THE PROBLEM → Every entry below should appear in the answer exactly as written, apart from the pictures.

*** Opening of DATA FOR THIS EXERCISE ***

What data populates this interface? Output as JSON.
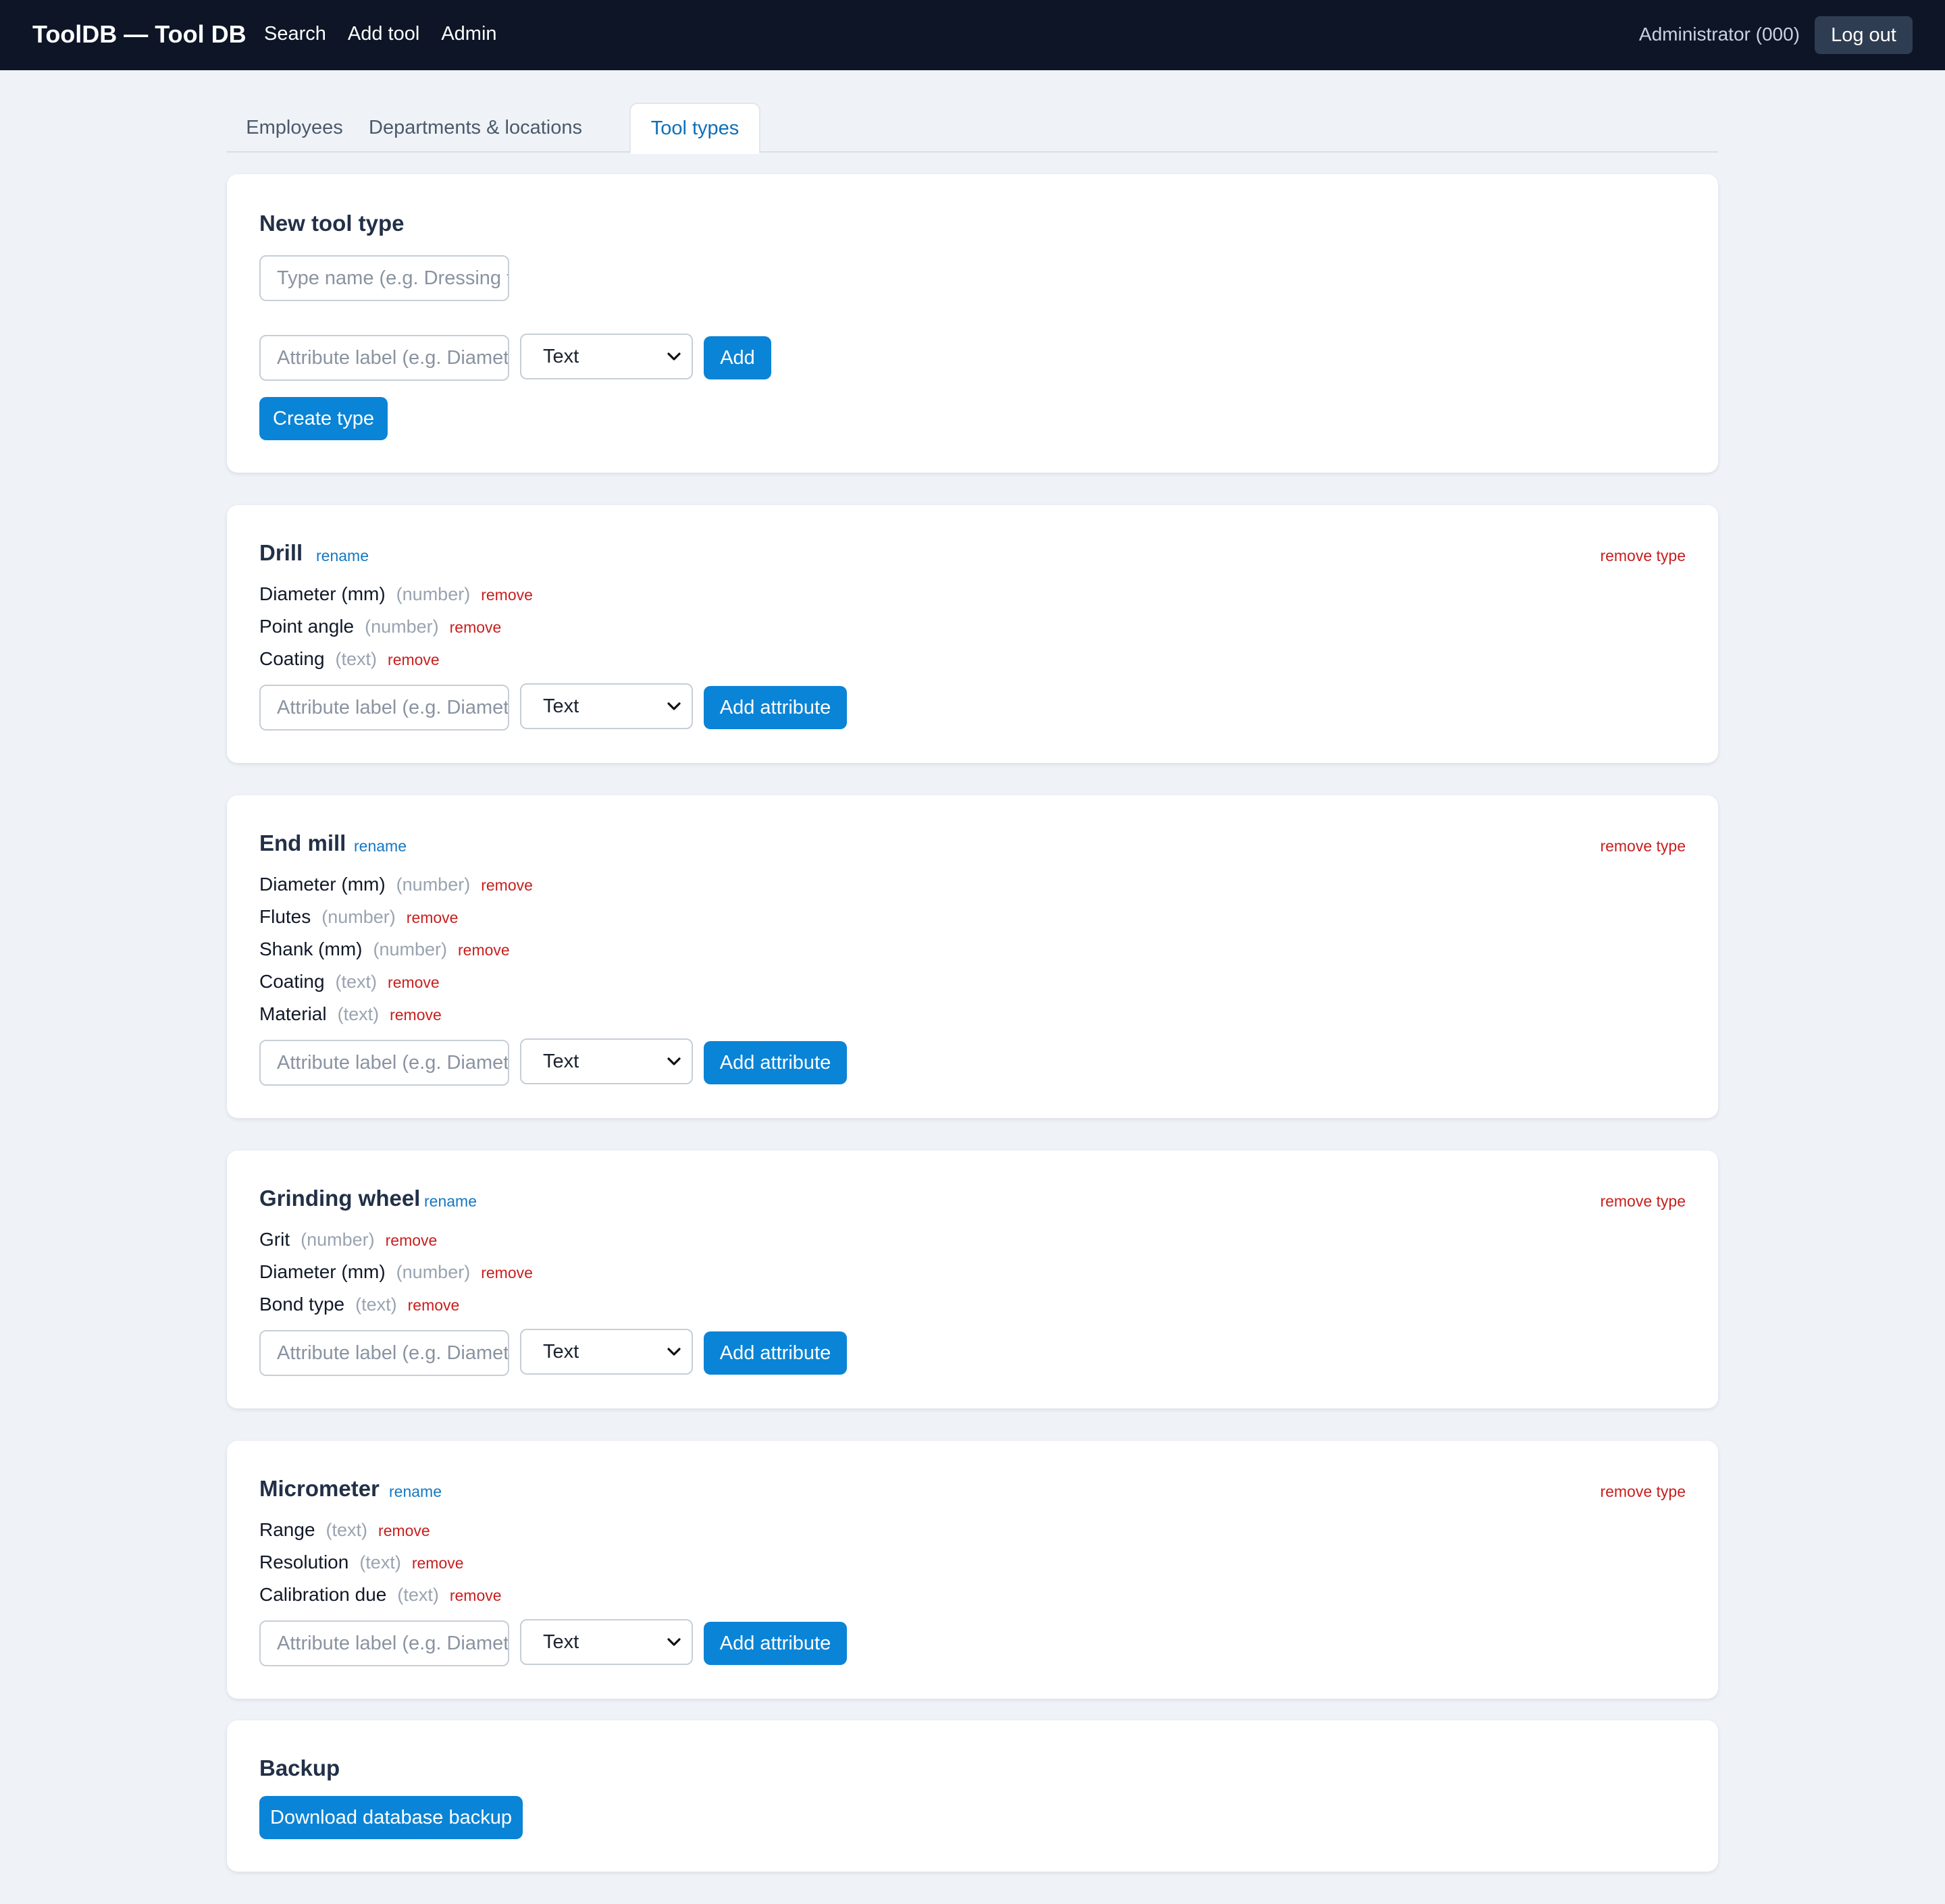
{
  "header": {
    "brand": "ToolDB — Tool DB",
    "nav": [
      "Search",
      "Add tool",
      "Admin"
    ],
    "user": "Administrator (000)",
    "logout": "Log out"
  },
  "tabs": [
    "Employees",
    "Departments & locations",
    "Tool types"
  ],
  "active_tab": "Tool types",
  "new_type": {
    "title": "New tool type",
    "name_placeholder": "Type name (e.g. Dressing tool)",
    "attr_placeholder": "Attribute label (e.g. Diameter)",
    "select_value": "Text",
    "add_label": "Add",
    "create_label": "Create type"
  },
  "types": [
    {
      "name": "Drill",
      "rename": "rename",
      "remove_type": "remove type",
      "attrs": [
        {
          "label": "Diameter (mm)",
          "kind": "(number)",
          "remove": "remove"
        },
        {
          "label": "Point angle",
          "kind": "(number)",
          "remove": "remove"
        },
        {
          "label": "Coating",
          "kind": "(text)",
          "remove": "remove"
        }
      ],
      "attr_placeholder": "Attribute label (e.g. Diameter)",
      "select_value": "Text",
      "add_label": "Add attribute"
    },
    {
      "name": "End mill",
      "rename": "rename",
      "remove_type": "remove type",
      "attrs": [
        {
          "label": "Diameter (mm)",
          "kind": "(number)",
          "remove": "remove"
        },
        {
          "label": "Flutes",
          "kind": "(number)",
          "remove": "remove"
        },
        {
          "label": "Shank (mm)",
          "kind": "(number)",
          "remove": "remove"
        },
        {
          "label": "Coating",
          "kind": "(text)",
          "remove": "remove"
        },
        {
          "label": "Material",
          "kind": "(text)",
          "remove": "remove"
        }
      ],
      "attr_placeholder": "Attribute label (e.g. Diameter)",
      "select_value": "Text",
      "add_label": "Add attribute"
    },
    {
      "name": "Grinding wheel",
      "rename": "rename",
      "remove_type": "remove type",
      "attrs": [
        {
          "label": "Grit",
          "kind": "(number)",
          "remove": "remove"
        },
        {
          "label": "Diameter (mm)",
          "kind": "(number)",
          "remove": "remove"
        },
        {
          "label": "Bond type",
          "kind": "(text)",
          "remove": "remove"
        }
      ],
      "attr_placeholder": "Attribute label (e.g. Diameter)",
      "select_value": "Text",
      "add_label": "Add attribute"
    },
    {
      "name": "Micrometer",
      "rename": "rename",
      "remove_type": "remove type",
      "attrs": [
        {
          "label": "Range",
          "kind": "(text)",
          "remove": "remove"
        },
        {
          "label": "Resolution",
          "kind": "(text)",
          "remove": "remove"
        },
        {
          "label": "Calibration due",
          "kind": "(text)",
          "remove": "remove"
        }
      ],
      "attr_placeholder": "Attribute label (e.g. Diameter)",
      "select_value": "Text",
      "add_label": "Add attribute"
    }
  ],
  "backup": {
    "title": "Backup",
    "button": "Download database backup"
  }
}
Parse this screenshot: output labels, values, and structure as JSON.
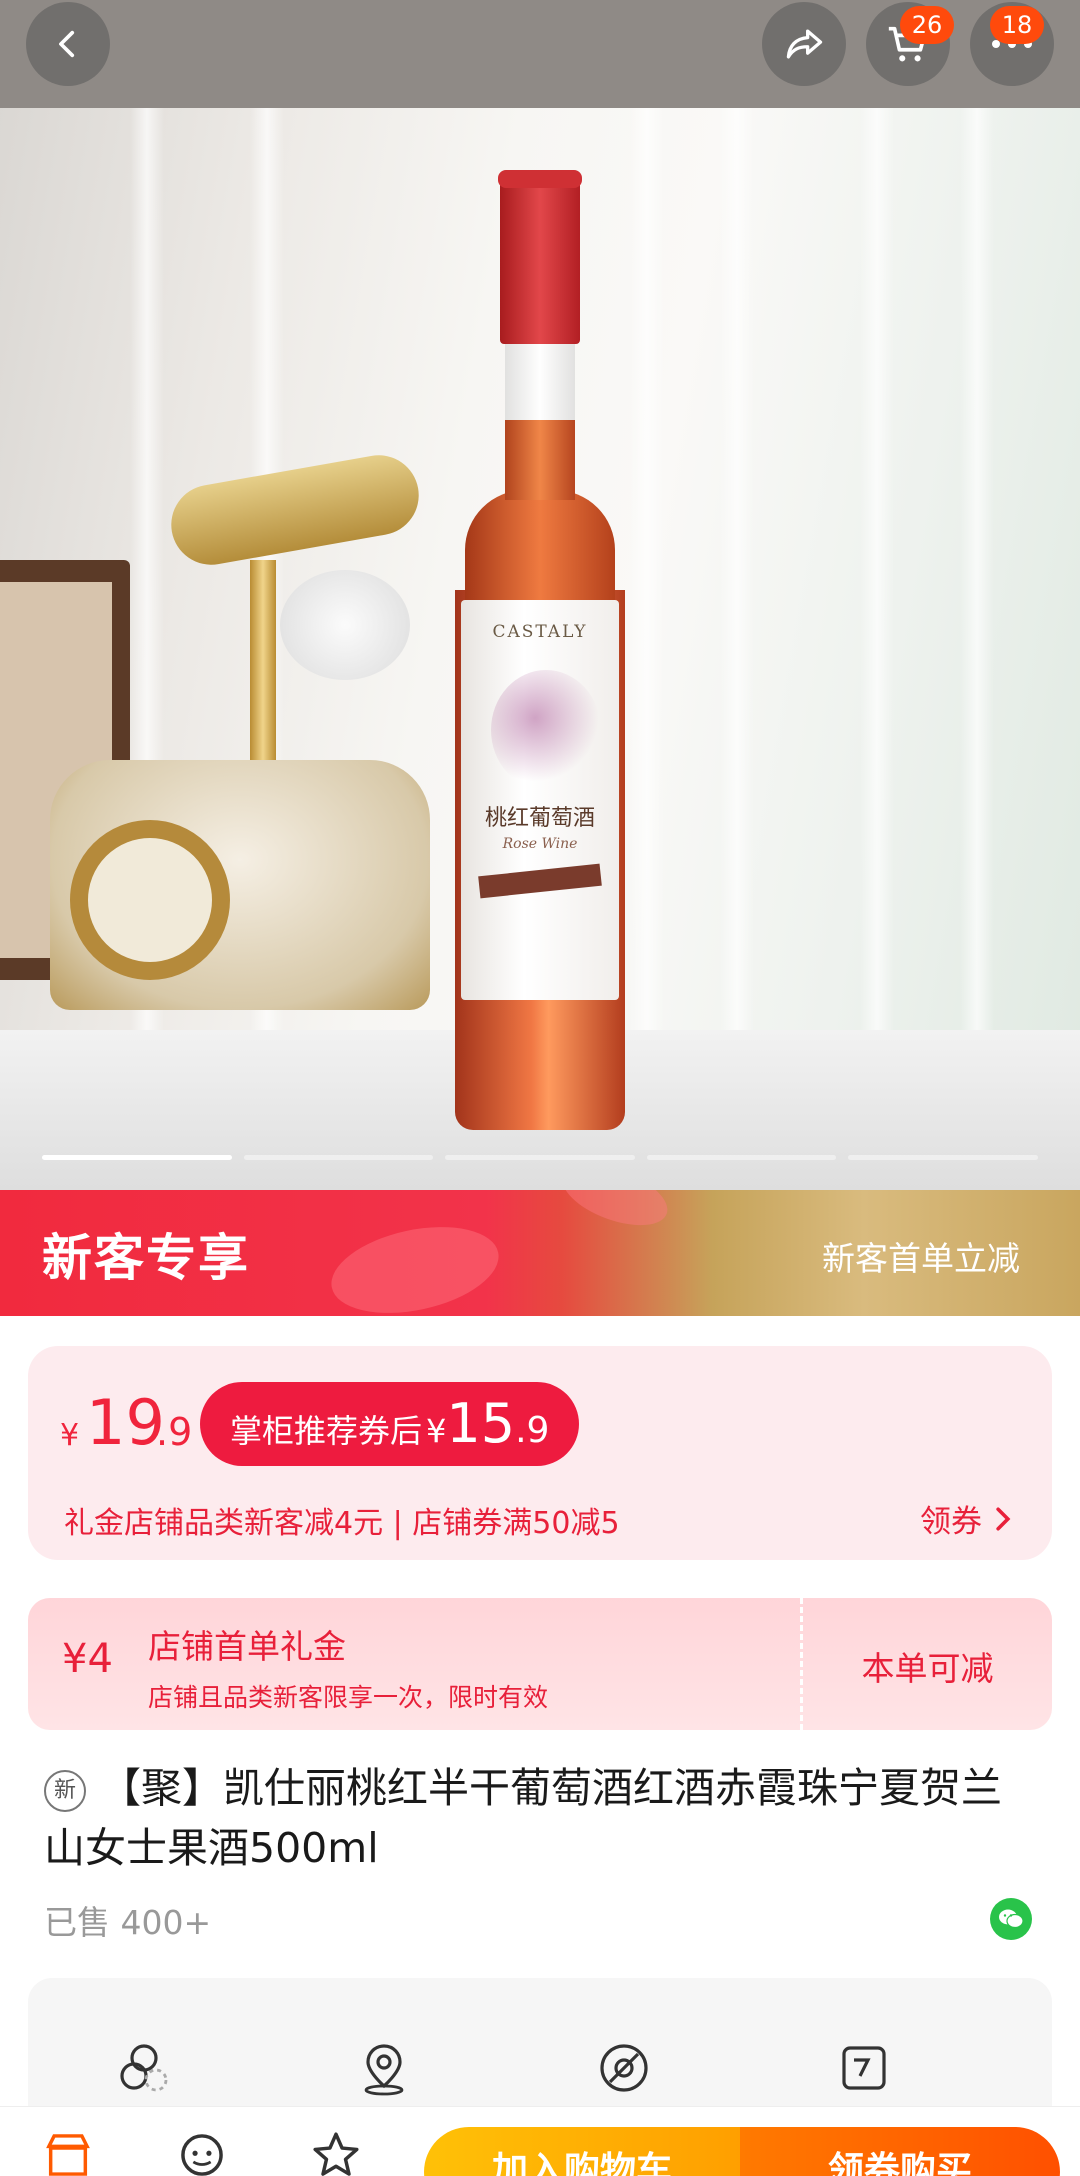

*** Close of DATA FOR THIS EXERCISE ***

ANSWER TO THIS PROBLEM →
What data populates this interface? Output as JSON.
{
  "header": {
    "brand": "ToolDB — Tool DB",
    "nav": [
      "Search",
      "Add tool",
      "Admin"
    ],
    "user": "Administrator (000)",
    "logout": "Log out"
  },
  "tabs": [
    "Employees",
    "Departments & locations",
    "Tool types"
  ],
  "active_tab": "Tool types",
  "new_type": {
    "title": "New tool type",
    "name_placeholder": "Type name (e.g. Dressing tool)",
    "attr_placeholder": "Attribute label (e.g. Diameter)",
    "select_value": "Text",
    "add_label": "Add",
    "create_label": "Create type"
  },
  "types": [
    {
      "name": "Drill",
      "rename": "rename",
      "remove_type": "remove type",
      "attrs": [
        {
          "label": "Diameter (mm)",
          "kind": "(number)",
          "remove": "remove"
        },
        {
          "label": "Point angle",
          "kind": "(number)",
          "remove": "remove"
        },
        {
          "label": "Coating",
          "kind": "(text)",
          "remove": "remove"
        }
      ],
      "attr_placeholder": "Attribute label (e.g. Diameter)",
      "select_value": "Text",
      "add_label": "Add attribute"
    },
    {
      "name": "End mill",
      "rename": "rename",
      "remove_type": "remove type",
      "attrs": [
        {
          "label": "Diameter (mm)",
          "kind": "(number)",
          "remove": "remove"
        },
        {
          "label": "Flutes",
          "kind": "(number)",
          "remove": "remove"
        },
        {
          "label": "Shank (mm)",
          "kind": "(number)",
          "remove": "remove"
        },
        {
          "label": "Coating",
          "kind": "(text)",
          "remove": "remove"
        },
        {
          "label": "Material",
          "kind": "(text)",
          "remove": "remove"
        }
      ],
      "attr_placeholder": "Attribute label (e.g. Diameter)",
      "select_value": "Text",
      "add_label": "Add attribute"
    },
    {
      "name": "Grinding wheel",
      "rename": "rename",
      "remove_type": "remove type",
      "attrs": [
        {
          "label": "Grit",
          "kind": "(number)",
          "remove": "remove"
        },
        {
          "label": "Diameter (mm)",
          "kind": "(number)",
          "remove": "remove"
        },
        {
          "label": "Bond type",
          "kind": "(text)",
          "remove": "remove"
        }
      ],
      "attr_placeholder": "Attribute label (e.g. Diameter)",
      "select_value": "Text",
      "add_label": "Add attribute"
    },
    {
      "name": "Micrometer",
      "rename": "rename",
      "remove_type": "remove type",
      "attrs": [
        {
          "label": "Range",
          "kind": "(text)",
          "remove": "remove"
        },
        {
          "label": "Resolution",
          "kind": "(text)",
          "remove": "remove"
        },
        {
          "label": "Calibration due",
          "kind": "(text)",
          "remove": "remove"
        }
      ],
      "attr_placeholder": "Attribute label (e.g. Diameter)",
      "select_value": "Text",
      "add_label": "Add attribute"
    }
  ],
  "backup": {
    "title": "Backup",
    "button": "Download database backup"
  }
}
Parse this screenshot: output labels, values, and structure as JSON.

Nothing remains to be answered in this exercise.